▶ [Materials provided]
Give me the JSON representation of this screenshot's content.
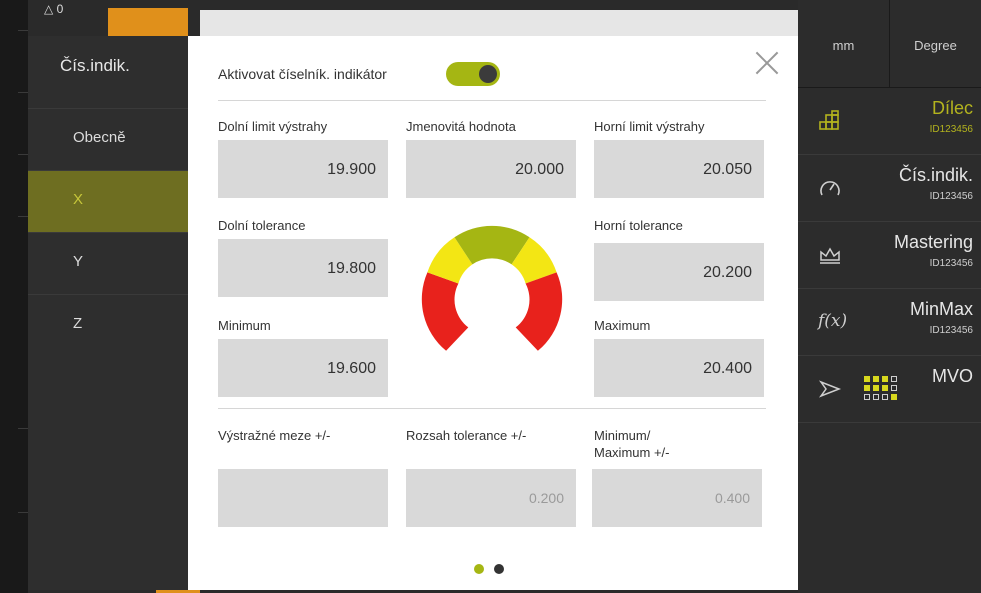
{
  "topbar": {
    "warning_text": "△ 0"
  },
  "left_menu": {
    "title": "Čís.indik.",
    "items": [
      {
        "label": "Obecně"
      },
      {
        "label": "X",
        "active": true
      },
      {
        "label": "Y"
      },
      {
        "label": "Z"
      }
    ]
  },
  "right_panel": {
    "units": [
      "mm",
      "Degree"
    ],
    "items": [
      {
        "icon": "part-icon",
        "name": "Dílec",
        "sub": "ID123456",
        "active": true
      },
      {
        "icon": "gauge-icon",
        "name": "Čís.indik.",
        "sub": "ID123456"
      },
      {
        "icon": "crown-icon",
        "name": "Mastering",
        "sub": "ID123456"
      },
      {
        "icon": "function-icon",
        "name": "MinMax",
        "sub": "ID123456"
      },
      {
        "icon": "send-icon",
        "name": "MVO",
        "sub": ""
      }
    ]
  },
  "dialog": {
    "activate_label": "Aktivovat číselník. indikátor",
    "toggle_on": true,
    "fields": {
      "lower_warning": {
        "label": "Dolní limit výstrahy",
        "value": "19.900"
      },
      "nominal": {
        "label": "Jmenovitá hodnota",
        "value": "20.000"
      },
      "upper_warning": {
        "label": "Horní limit výstrahy",
        "value": "20.050"
      },
      "lower_tolerance": {
        "label": "Dolní tolerance",
        "value": "19.800"
      },
      "upper_tolerance": {
        "label": "Horní tolerance",
        "value": "20.200"
      },
      "minimum": {
        "label": "Minimum",
        "value": "19.600"
      },
      "maximum": {
        "label": "Maximum",
        "value": "20.400"
      },
      "warning_limits": {
        "label": "Výstražné meze +/-",
        "value": ""
      },
      "tolerance_range": {
        "label": "Rozsah tolerance +/-",
        "value": "0.200"
      },
      "min_max": {
        "label_line1": "Minimum/",
        "label_line2": "Maximum +/-",
        "value": "0.400"
      }
    },
    "page_indicator": {
      "current": 1,
      "total": 2
    }
  },
  "colors": {
    "accent": "#a5b613",
    "gauge_red": "#e8221c",
    "gauge_yellow": "#f3e614",
    "gauge_olive": "#a5b613",
    "page_dot_active": "#a5b613",
    "page_dot_inactive": "#333333"
  }
}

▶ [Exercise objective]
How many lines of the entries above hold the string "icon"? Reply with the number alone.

▶ [Solution]
5